## Work to be completed
Set down all of the entries exactly, leaving nothing out.

[Given records — start]

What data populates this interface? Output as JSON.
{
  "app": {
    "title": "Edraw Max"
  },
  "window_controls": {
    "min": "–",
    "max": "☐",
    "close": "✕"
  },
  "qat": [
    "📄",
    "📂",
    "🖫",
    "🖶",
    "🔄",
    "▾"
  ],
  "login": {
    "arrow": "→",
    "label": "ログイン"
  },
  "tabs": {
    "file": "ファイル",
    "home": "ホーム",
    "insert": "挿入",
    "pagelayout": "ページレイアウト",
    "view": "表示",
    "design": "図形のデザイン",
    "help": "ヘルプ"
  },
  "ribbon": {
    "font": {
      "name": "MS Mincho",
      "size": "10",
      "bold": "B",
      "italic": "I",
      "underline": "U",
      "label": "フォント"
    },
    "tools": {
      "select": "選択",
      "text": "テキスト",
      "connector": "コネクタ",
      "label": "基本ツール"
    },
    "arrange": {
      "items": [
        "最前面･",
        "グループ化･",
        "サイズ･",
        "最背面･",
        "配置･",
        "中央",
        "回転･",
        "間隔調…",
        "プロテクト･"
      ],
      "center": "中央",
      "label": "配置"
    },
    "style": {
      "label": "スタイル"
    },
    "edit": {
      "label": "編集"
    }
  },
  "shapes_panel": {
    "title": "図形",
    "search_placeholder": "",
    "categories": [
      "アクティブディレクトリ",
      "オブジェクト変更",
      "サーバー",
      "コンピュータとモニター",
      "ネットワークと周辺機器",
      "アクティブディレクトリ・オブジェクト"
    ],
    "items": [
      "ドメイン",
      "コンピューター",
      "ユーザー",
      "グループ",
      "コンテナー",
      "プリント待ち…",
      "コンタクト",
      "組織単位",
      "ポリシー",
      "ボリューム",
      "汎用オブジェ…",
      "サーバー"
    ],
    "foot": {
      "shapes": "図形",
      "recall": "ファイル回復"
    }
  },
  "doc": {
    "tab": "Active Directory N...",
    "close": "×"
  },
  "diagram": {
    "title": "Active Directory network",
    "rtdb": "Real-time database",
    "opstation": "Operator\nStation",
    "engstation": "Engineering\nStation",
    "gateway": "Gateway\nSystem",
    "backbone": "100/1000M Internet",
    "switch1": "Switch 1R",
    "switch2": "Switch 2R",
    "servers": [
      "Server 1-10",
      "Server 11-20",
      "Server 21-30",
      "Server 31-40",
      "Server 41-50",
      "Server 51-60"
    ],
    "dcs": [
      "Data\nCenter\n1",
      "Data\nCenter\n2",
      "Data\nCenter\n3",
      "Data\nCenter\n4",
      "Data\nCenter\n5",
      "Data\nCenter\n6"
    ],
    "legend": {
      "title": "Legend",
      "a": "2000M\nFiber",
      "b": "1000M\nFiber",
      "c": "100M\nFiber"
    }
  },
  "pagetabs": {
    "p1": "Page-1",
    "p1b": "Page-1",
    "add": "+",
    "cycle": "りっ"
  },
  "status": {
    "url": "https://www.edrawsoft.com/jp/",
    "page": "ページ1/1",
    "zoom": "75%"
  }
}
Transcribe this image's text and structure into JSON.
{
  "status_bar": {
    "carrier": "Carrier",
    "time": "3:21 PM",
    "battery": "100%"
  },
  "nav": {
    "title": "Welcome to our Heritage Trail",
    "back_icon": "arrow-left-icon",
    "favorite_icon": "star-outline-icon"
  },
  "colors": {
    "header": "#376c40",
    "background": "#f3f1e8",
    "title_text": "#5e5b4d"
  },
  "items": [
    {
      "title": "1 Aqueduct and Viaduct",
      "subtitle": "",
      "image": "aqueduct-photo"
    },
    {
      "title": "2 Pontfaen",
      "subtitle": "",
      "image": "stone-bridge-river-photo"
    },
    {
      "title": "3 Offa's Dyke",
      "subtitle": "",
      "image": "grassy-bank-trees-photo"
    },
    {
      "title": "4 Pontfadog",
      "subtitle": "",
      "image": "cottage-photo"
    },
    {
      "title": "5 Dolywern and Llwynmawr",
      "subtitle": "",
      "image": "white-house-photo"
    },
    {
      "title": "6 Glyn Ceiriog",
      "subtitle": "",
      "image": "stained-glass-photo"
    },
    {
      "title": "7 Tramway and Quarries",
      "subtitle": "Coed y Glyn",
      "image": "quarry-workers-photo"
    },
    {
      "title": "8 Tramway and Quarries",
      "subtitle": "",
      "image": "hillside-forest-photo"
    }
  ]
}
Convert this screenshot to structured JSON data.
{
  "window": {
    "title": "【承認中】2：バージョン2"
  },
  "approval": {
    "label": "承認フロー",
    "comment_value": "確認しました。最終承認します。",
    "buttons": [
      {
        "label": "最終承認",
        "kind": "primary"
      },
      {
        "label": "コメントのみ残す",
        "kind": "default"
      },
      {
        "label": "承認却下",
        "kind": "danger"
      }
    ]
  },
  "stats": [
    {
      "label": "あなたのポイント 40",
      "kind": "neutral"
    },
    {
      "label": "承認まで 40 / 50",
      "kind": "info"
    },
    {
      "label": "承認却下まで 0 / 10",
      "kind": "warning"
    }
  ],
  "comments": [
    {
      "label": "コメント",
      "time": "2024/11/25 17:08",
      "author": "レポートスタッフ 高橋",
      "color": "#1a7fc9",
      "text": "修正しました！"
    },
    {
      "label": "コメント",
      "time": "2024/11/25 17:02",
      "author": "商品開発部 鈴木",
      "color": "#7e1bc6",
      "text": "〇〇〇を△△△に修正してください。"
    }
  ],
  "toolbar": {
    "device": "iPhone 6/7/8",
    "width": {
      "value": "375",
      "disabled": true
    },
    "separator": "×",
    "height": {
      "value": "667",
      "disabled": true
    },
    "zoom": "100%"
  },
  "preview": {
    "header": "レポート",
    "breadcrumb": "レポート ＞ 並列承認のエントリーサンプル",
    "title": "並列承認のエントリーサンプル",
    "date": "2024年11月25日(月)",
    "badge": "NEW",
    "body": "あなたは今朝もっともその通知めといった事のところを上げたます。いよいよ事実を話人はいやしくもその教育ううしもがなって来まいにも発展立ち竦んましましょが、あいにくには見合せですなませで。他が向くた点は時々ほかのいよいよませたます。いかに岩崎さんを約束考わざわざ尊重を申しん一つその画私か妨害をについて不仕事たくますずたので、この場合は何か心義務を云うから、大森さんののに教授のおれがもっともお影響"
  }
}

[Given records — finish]

## Response to this exercise
What data populates this interface? Output as JSON.
{
  "app": {
    "title": "Edraw Max"
  },
  "window_controls": {
    "min": "–",
    "max": "☐",
    "close": "✕"
  },
  "qat": [
    "📄",
    "📂",
    "🖫",
    "🖶",
    "🔄",
    "▾"
  ],
  "login": {
    "arrow": "→",
    "label": "ログイン"
  },
  "tabs": {
    "file": "ファイル",
    "home": "ホーム",
    "insert": "挿入",
    "pagelayout": "ページレイアウト",
    "view": "表示",
    "design": "図形のデザイン",
    "help": "ヘルプ"
  },
  "ribbon": {
    "font": {
      "name": "MS Mincho",
      "size": "10",
      "bold": "B",
      "italic": "I",
      "underline": "U",
      "label": "フォント"
    },
    "tools": {
      "select": "選択",
      "text": "テキスト",
      "connector": "コネクタ",
      "label": "基本ツール"
    },
    "arrange": {
      "items": [
        "最前面･",
        "グループ化･",
        "サイズ･",
        "最背面･",
        "配置･",
        "中央",
        "回転･",
        "間隔調…",
        "プロテクト･"
      ],
      "center": "中央",
      "label": "配置"
    },
    "style": {
      "label": "スタイル"
    },
    "edit": {
      "label": "編集"
    }
  },
  "shapes_panel": {
    "title": "図形",
    "search_placeholder": "",
    "categories": [
      "アクティブディレクトリ",
      "オブジェクト変更",
      "サーバー",
      "コンピュータとモニター",
      "ネットワークと周辺機器",
      "アクティブディレクトリ・オブジェクト"
    ],
    "items": [
      "ドメイン",
      "コンピューター",
      "ユーザー",
      "グループ",
      "コンテナー",
      "プリント待ち…",
      "コンタクト",
      "組織単位",
      "ポリシー",
      "ボリューム",
      "汎用オブジェ…",
      "サーバー"
    ],
    "foot": {
      "shapes": "図形",
      "recall": "ファイル回復"
    }
  },
  "doc": {
    "tab": "Active Directory N...",
    "close": "×"
  },
  "diagram": {
    "title": "Active Directory network",
    "rtdb": "Real-time database",
    "opstation": "Operator\nStation",
    "engstation": "Engineering\nStation",
    "gateway": "Gateway\nSystem",
    "backbone": "100/1000M Internet",
    "switch1": "Switch 1R",
    "switch2": "Switch 2R",
    "servers": [
      "Server 1-10",
      "Server 11-20",
      "Server 21-30",
      "Server 31-40",
      "Server 41-50",
      "Server 51-60"
    ],
    "dcs": [
      "Data\nCenter\n1",
      "Data\nCenter\n2",
      "Data\nCenter\n3",
      "Data\nCenter\n4",
      "Data\nCenter\n5",
      "Data\nCenter\n6"
    ],
    "legend": {
      "title": "Legend",
      "a": "2000M\nFiber",
      "b": "1000M\nFiber",
      "c": "100M\nFiber"
    }
  },
  "pagetabs": {
    "p1": "Page-1",
    "p1b": "Page-1",
    "add": "+",
    "cycle": "りっ"
  },
  "status": {
    "url": "https://www.edrawsoft.com/jp/",
    "page": "ページ1/1",
    "zoom": "75%"
  }
}
Transcribe this image's text and structure into JSON.
{
  "status_bar": {
    "carrier": "Carrier",
    "time": "3:21 PM",
    "battery": "100%"
  },
  "nav": {
    "title": "Welcome to our Heritage Trail",
    "back_icon": "arrow-left-icon",
    "favorite_icon": "star-outline-icon"
  },
  "colors": {
    "header": "#376c40",
    "background": "#f3f1e8",
    "title_text": "#5e5b4d"
  },
  "items": [
    {
      "title": "1 Aqueduct and Viaduct",
      "subtitle": "",
      "image": "aqueduct-photo"
    },
    {
      "title": "2 Pontfaen",
      "subtitle": "",
      "image": "stone-bridge-river-photo"
    },
    {
      "title": "3 Offa's Dyke",
      "subtitle": "",
      "image": "grassy-bank-trees-photo"
    },
    {
      "title": "4 Pontfadog",
      "subtitle": "",
      "image": "cottage-photo"
    },
    {
      "title": "5 Dolywern and Llwynmawr",
      "subtitle": "",
      "image": "white-house-photo"
    },
    {
      "title": "6 Glyn Ceiriog",
      "subtitle": "",
      "image": "stained-glass-photo"
    },
    {
      "title": "7 Tramway and Quarries",
      "subtitle": "Coed y Glyn",
      "image": "quarry-workers-photo"
    },
    {
      "title": "8 Tramway and Quarries",
      "subtitle": "",
      "image": "hillside-forest-photo"
    }
  ]
}
Convert this screenshot to structured JSON data.
{
  "window": {
    "title": "【承認中】2：バージョン2"
  },
  "approval": {
    "label": "承認フロー",
    "comment_value": "確認しました。最終承認します。",
    "buttons": [
      {
        "label": "最終承認",
        "kind": "primary"
      },
      {
        "label": "コメントのみ残す",
        "kind": "default"
      },
      {
        "label": "承認却下",
        "kind": "danger"
      }
    ]
  },
  "stats": [
    {
      "label": "あなたのポイント 40",
      "kind": "neutral"
    },
    {
      "label": "承認まで 40 / 50",
      "kind": "info"
    },
    {
      "label": "承認却下まで 0 / 10",
      "kind": "warning"
    }
  ],
  "comments": [
    {
      "label": "コメント",
      "time": "2024/11/25 17:08",
      "author": "レポートスタッフ 高橋",
      "color": "#1a7fc9",
      "text": "修正しました！"
    },
    {
      "label": "コメント",
      "time": "2024/11/25 17:02",
      "author": "商品開発部 鈴木",
      "color": "#7e1bc6",
      "text": "〇〇〇を△△△に修正してください。"
    }
  ],
  "toolbar": {
    "device": "iPhone 6/7/8",
    "width": {
      "value": "375",
      "disabled": true
    },
    "separator": "×",
    "height": {
      "value": "667",
      "disabled": true
    },
    "zoom": "100%"
  },
  "preview": {
    "header": "レポート",
    "breadcrumb": "レポート ＞ 並列承認のエントリーサンプル",
    "title": "並列承認のエントリーサンプル",
    "date": "2024年11月25日(月)",
    "badge": "NEW",
    "body": "あなたは今朝もっともその通知めといった事のところを上げたます。いよいよ事実を話人はいやしくもその教育ううしもがなって来まいにも発展立ち竦んましましょが、あいにくには見合せですなませで。他が向くた点は時々ほかのいよいよませたます。いかに岩崎さんを約束考わざわざ尊重を申しん一つその画私か妨害をについて不仕事たくますずたので、この場合は何か心義務を云うから、大森さんののに教授のおれがもっともお影響"
  }
}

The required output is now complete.